#### What you should do
Write out each line from the data below that includes the word "Notifier".

Excerpted records START

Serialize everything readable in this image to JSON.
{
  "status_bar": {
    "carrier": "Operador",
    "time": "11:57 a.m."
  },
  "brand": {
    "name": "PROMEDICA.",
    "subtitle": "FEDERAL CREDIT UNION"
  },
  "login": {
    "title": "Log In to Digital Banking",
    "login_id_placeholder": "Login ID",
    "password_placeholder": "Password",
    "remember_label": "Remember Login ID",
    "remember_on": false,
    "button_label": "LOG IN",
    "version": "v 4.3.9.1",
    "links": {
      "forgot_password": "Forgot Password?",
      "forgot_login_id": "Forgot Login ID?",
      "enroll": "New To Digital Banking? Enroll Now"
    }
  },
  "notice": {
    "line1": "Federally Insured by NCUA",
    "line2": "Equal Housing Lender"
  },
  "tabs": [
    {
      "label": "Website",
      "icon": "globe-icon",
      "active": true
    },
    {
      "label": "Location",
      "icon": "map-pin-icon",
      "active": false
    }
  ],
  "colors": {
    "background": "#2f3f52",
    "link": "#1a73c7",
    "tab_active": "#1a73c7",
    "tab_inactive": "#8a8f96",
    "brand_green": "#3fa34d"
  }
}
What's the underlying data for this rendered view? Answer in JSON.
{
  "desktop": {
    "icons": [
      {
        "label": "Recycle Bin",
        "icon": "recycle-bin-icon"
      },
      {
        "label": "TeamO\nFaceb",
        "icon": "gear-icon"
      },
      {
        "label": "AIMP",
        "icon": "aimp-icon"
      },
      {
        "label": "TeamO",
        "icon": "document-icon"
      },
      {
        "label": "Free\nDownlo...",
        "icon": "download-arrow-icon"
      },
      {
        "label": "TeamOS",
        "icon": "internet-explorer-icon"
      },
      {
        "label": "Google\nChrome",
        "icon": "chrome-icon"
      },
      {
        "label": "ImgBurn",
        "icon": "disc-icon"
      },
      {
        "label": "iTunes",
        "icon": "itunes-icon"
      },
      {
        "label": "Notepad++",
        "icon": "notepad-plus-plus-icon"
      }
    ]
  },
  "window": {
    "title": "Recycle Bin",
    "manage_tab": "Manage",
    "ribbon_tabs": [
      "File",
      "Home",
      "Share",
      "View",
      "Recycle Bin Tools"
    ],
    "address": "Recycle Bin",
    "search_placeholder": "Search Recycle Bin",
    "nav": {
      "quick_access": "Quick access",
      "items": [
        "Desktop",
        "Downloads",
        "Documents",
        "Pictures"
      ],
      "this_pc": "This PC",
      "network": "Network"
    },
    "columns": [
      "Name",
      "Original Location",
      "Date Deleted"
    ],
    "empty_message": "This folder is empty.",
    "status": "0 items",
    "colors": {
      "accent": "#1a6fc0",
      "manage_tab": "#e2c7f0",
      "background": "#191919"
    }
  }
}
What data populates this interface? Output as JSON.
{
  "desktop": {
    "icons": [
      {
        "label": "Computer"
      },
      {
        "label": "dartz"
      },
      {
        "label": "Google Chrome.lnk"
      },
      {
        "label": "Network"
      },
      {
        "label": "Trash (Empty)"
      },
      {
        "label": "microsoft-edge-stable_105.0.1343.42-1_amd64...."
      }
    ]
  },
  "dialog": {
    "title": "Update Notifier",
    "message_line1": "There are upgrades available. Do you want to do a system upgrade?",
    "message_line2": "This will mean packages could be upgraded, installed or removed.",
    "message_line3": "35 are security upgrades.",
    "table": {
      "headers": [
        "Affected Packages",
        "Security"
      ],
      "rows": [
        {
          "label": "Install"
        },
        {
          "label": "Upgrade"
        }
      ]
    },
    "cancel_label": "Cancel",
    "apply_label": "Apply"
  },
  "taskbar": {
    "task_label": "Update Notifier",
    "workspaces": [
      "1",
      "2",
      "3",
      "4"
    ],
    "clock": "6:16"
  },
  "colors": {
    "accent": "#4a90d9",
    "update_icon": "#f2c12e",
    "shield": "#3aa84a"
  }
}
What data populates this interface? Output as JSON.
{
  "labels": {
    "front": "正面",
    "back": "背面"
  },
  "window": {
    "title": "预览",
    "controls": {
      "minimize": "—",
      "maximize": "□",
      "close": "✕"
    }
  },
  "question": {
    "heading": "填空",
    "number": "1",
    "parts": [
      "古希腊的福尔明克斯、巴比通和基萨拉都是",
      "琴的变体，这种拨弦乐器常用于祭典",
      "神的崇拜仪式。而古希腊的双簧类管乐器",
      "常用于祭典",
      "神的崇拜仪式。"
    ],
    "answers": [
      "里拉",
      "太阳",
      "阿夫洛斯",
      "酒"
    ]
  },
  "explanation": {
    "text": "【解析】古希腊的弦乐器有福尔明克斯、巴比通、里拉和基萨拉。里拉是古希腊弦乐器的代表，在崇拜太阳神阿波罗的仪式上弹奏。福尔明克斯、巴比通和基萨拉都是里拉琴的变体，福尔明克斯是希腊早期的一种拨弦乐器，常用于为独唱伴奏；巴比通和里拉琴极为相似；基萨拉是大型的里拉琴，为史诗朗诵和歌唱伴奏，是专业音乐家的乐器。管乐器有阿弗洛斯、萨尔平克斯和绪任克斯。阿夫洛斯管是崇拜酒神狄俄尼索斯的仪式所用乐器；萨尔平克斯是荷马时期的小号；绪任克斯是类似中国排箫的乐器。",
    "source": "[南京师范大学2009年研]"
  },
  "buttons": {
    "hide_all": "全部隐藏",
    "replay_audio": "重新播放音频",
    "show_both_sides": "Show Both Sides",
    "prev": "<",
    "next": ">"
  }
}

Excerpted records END

#### Answer to this exercise
    "title": "Update Notifier",
    "task_label": "Update Notifier",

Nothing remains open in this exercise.